Planning Your Mount Lyell Adventure

If you’re considering a climb of Mount Lyell, there are a few things you should know. First and foremost, this is a technical climb that requires experience with rock climbing and mountaineering. You should be comfortable with exposure, able to navigate complex terrain, and have a good level of physical fitness.

The climb typically takes two to three days, depending on your route and pace. Most climbers start from the Tuolumne Meadows area and hike up the Lyell Canyon before making their way to the peak. There are several routes to choose from, ranging from the standard scramble up the southeast ridge to more technical climbs on the north and west faces.

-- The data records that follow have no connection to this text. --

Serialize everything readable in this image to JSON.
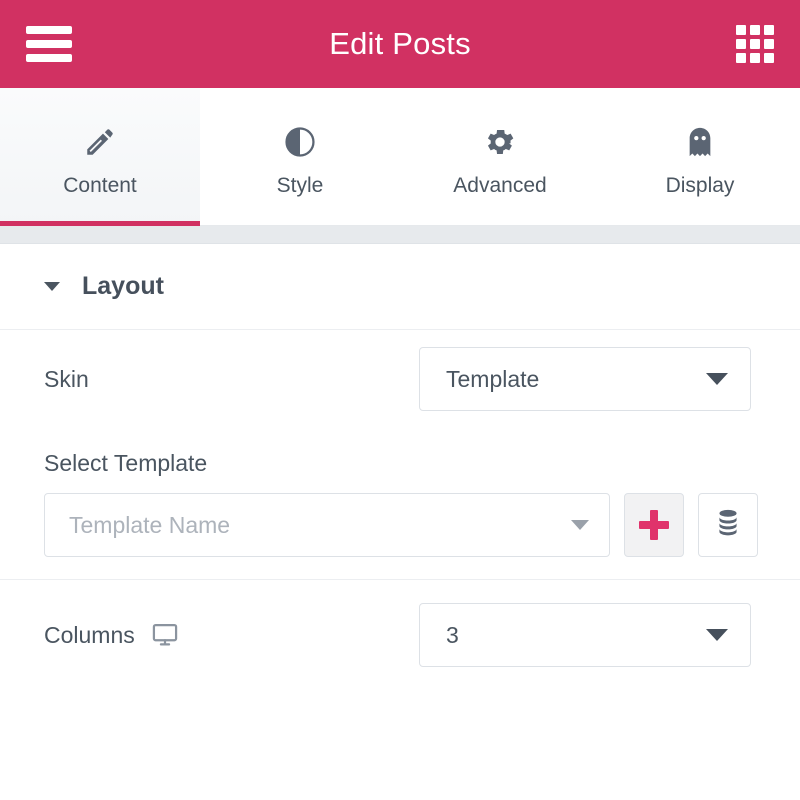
{
  "header": {
    "title": "Edit Posts",
    "menu_icon": "hamburger-menu-icon",
    "apps_icon": "grid-apps-icon",
    "background_color": "#d13162"
  },
  "tabs": [
    {
      "label": "Content",
      "icon": "pencil-icon",
      "active": true
    },
    {
      "label": "Style",
      "icon": "contrast-icon",
      "active": false
    },
    {
      "label": "Advanced",
      "icon": "gear-icon",
      "active": false
    },
    {
      "label": "Display",
      "icon": "ghost-icon",
      "active": false
    }
  ],
  "section": {
    "title": "Layout",
    "expanded": true,
    "caret_icon": "caret-down-icon"
  },
  "fields": {
    "skin": {
      "label": "Skin",
      "value": "Template",
      "arrow_icon": "chevron-down-icon"
    },
    "select_template": {
      "label": "Select Template",
      "placeholder": "Template Name",
      "arrow_icon": "chevron-down-icon",
      "add_button": {
        "icon": "plus-icon",
        "color": "#e0336b"
      },
      "library_button": {
        "icon": "database-stack-icon"
      }
    },
    "columns": {
      "label": "Columns",
      "device_icon": "desktop-monitor-icon",
      "value": "3",
      "arrow_icon": "chevron-down-icon"
    }
  },
  "accent_color": "#d13162",
  "text_color": "#4a5560"
}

Regardless of your route, it’s essential to come prepared. Bring plenty of water, food, and warm clothing, as well as a map, compass, and other navigational tools. It’s also a good idea to check with the Yosemite Mountaineering School for current conditions and any necessary permits.

Fun Facts About Yosemite’s Peaks and Valleys

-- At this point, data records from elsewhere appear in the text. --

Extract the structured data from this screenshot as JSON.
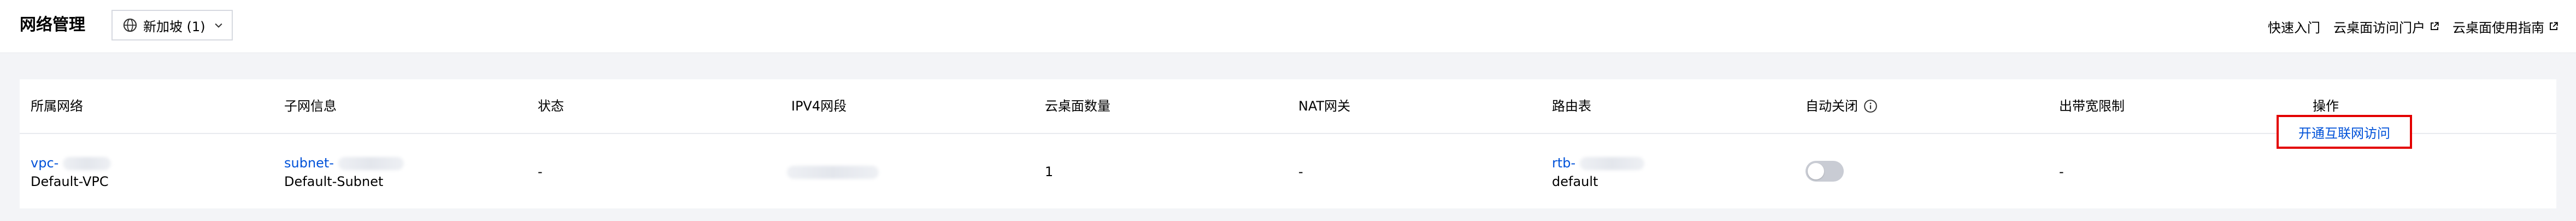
{
  "header": {
    "title": "网络管理",
    "region_select": {
      "value": "新加坡 (1)",
      "icon": "globe-icon",
      "chevron": "chevron-down-icon"
    },
    "quick_links": [
      {
        "label": "快速入门",
        "external": false
      },
      {
        "label": "云桌面访问门户",
        "external": true,
        "icon": "external-link-icon"
      },
      {
        "label": "云桌面使用指南",
        "external": true,
        "icon": "external-link-icon"
      }
    ]
  },
  "table": {
    "columns": [
      "所属网络",
      "子网信息",
      "状态",
      "IPV4网段",
      "云桌面数量",
      "NAT网关",
      "路由表",
      "自动关闭",
      "出带宽限制",
      "操作"
    ],
    "auto_close_info_icon": "info-icon",
    "rows": [
      {
        "network_id": "vpc-",
        "network_name": "Default-VPC",
        "subnet_id": "subnet-",
        "subnet_name": "Default-Subnet",
        "status": "-",
        "desktop_count": "1",
        "nat_gateway": "-",
        "route_table_id": "rtb-",
        "route_table_name": "default",
        "auto_close_enabled": false,
        "bandwidth_limit": "-",
        "action_label": "开通互联网访问"
      }
    ]
  },
  "colors": {
    "link": "#0052d9",
    "highlight_border": "#e30000",
    "toggle_off": "#c9ccd4",
    "page_bg": "#f3f4f7"
  }
}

To wrap up this article, here are a few fun facts about Yosemite’s peaks and valleys:

  • Mount Lyell is named after Charles Lyell, a British geologist who never actually visited Yosemite.
  • The lowest point in Yosemite is near the El Portal entrance, at approximately 2,000 feet (610 meters) above sea level.
  • The granite that makes up many of Yosemite’s iconic peaks formed underground over 100 million years ago.
  • Yosemite is home to over 400 species of vertebrates, including the rare Sierra Nevada bighorn sheep.

As I reflect on my own experiences in Yosemite, I am struck by the incredible diversity and beauty of this place. From the towering peaks to the lush valleys, there is something here for everyone. Whether you’re a seasoned climber or a casual hiker, Yosemite has a way of capturing your heart and leaving you forever changed.

So what are you waiting for? Start planning your Yosemite adventure today, and who knows – maybe you’ll find yourself standing on the summit of Mount Lyell, taking in the breathtaking views and feeling a sense of accomplishment like no other.

Photo of author

Paul Samis